The main goal of expository writing is to explain about, inform, give information, clarify a process, or describe a topic.  The writer accomplishes this by writing a clear thesis about the topic, then supporting it with relevant evidence that answers the reader’s questions about the topic: Who? What? Where? When? Why? How? 

Types of Expository Writing
There are different types of expository writing. The purpose of the essay will determine how the information is organized.  Most of the time, the writing prompts will ask you to perform informative writing.

Informative

Informative expository writing provides information about a topic. There are two types of informative writing:  
1. Descriptive informative writing describes the topic by providing examples, characteristics, and features. 
2. Sequential informative writing lists the items or events in numerical or chronological order.   

How-To

“How-to” expository writing explains how to do something.  “How to” writing has a time order to it.

Compare-Contrast

In compare-contrast expository writing, two subjects are shown how they are similar and how they are different.

Cause-Effect

In cause-effect expository writing, the cause is given as part of the thesis, and the effects are discussed.

Problem-Solution

In problem-solution expository writing, the problem is stated as part of the thesis, and the solutions are discussed.
   

Expository Essays Are Multi-Paragraph
--There is an attention-getting introduction that presents the topic and the writer's position (thesis) in a compelling way.
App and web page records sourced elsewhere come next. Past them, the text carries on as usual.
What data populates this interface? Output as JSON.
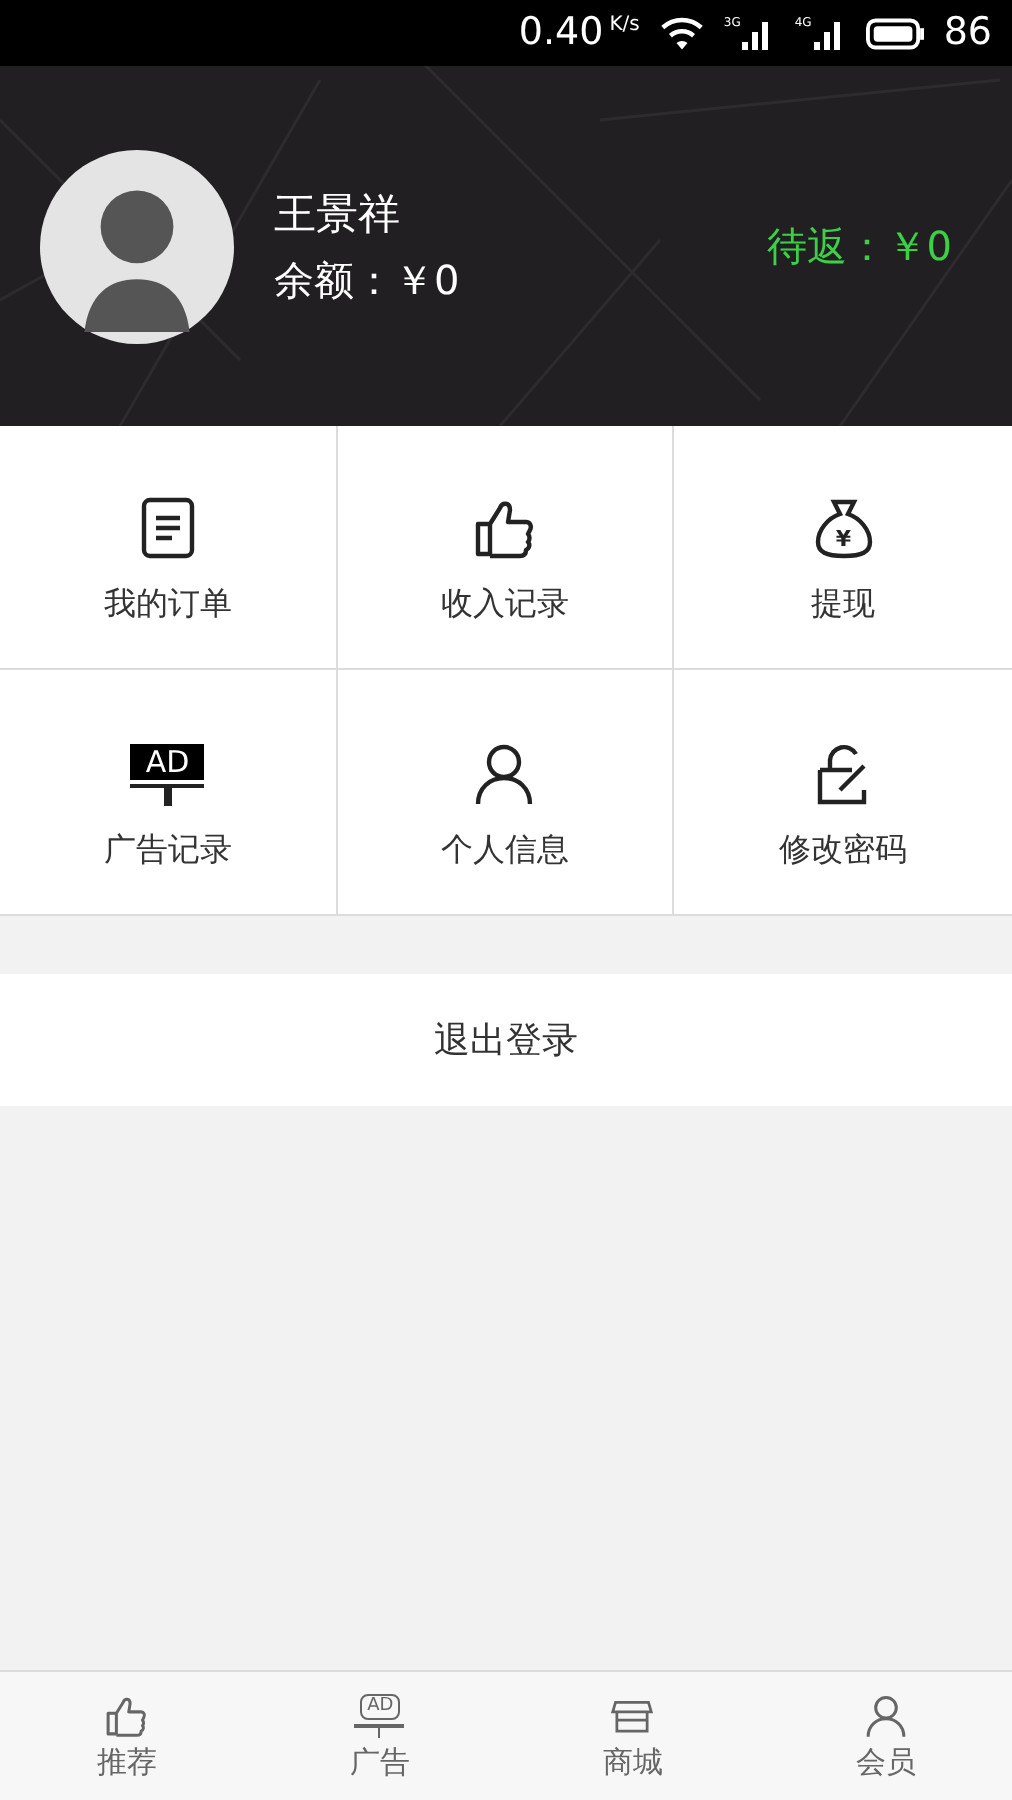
{
  "status_bar": {
    "speed": "0.40",
    "speed_unit": "K/s",
    "network_1": "3G",
    "network_2": "4G",
    "battery": "86"
  },
  "profile": {
    "name": "王景祥",
    "balance": "余额：￥0",
    "pending": "待返：￥0"
  },
  "menu": [
    {
      "kind": "document",
      "label": "我的订单"
    },
    {
      "kind": "thumb",
      "label": "收入记录"
    },
    {
      "kind": "moneybag",
      "label": "提现",
      "icon_text": "¥"
    },
    {
      "kind": "ad",
      "label": "广告记录",
      "icon_text": "AD"
    },
    {
      "kind": "person",
      "label": "个人信息"
    },
    {
      "kind": "lock",
      "label": "修改密码"
    }
  ],
  "logout": "退出登录",
  "tab_bar": [
    {
      "kind": "thumb",
      "label": "推荐"
    },
    {
      "kind": "ad",
      "label": "广告",
      "icon_text": "AD"
    },
    {
      "kind": "shop",
      "label": "商城"
    },
    {
      "kind": "person",
      "label": "会员"
    }
  ]
}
The introduction might also present the writer's main ideas in support of their position (thesis) in order to "frame" the scope and breadth of the concepts presented in the body paragraphs.
--There are body paragraphs that present the main ideas in support of the writer's position (thesis). The main ideas are supported with examples/details/facts that are relevant and interesting, and that anticipate the reader's questions.
--There must be relevance and logic between the writer's position (thesis), main ideas, and the examples/details/facts in support of the main ideas.
--The concluding paragraph is the writer's last chance to re-state their position and re-focus the reader as to the main ideas given in support of their position. It should be as compelling as the introduction paragraph.

When Is Expository Writing Used?
Exams
Business Reports
Academic Papers

Everyday Workplace Communications

Memos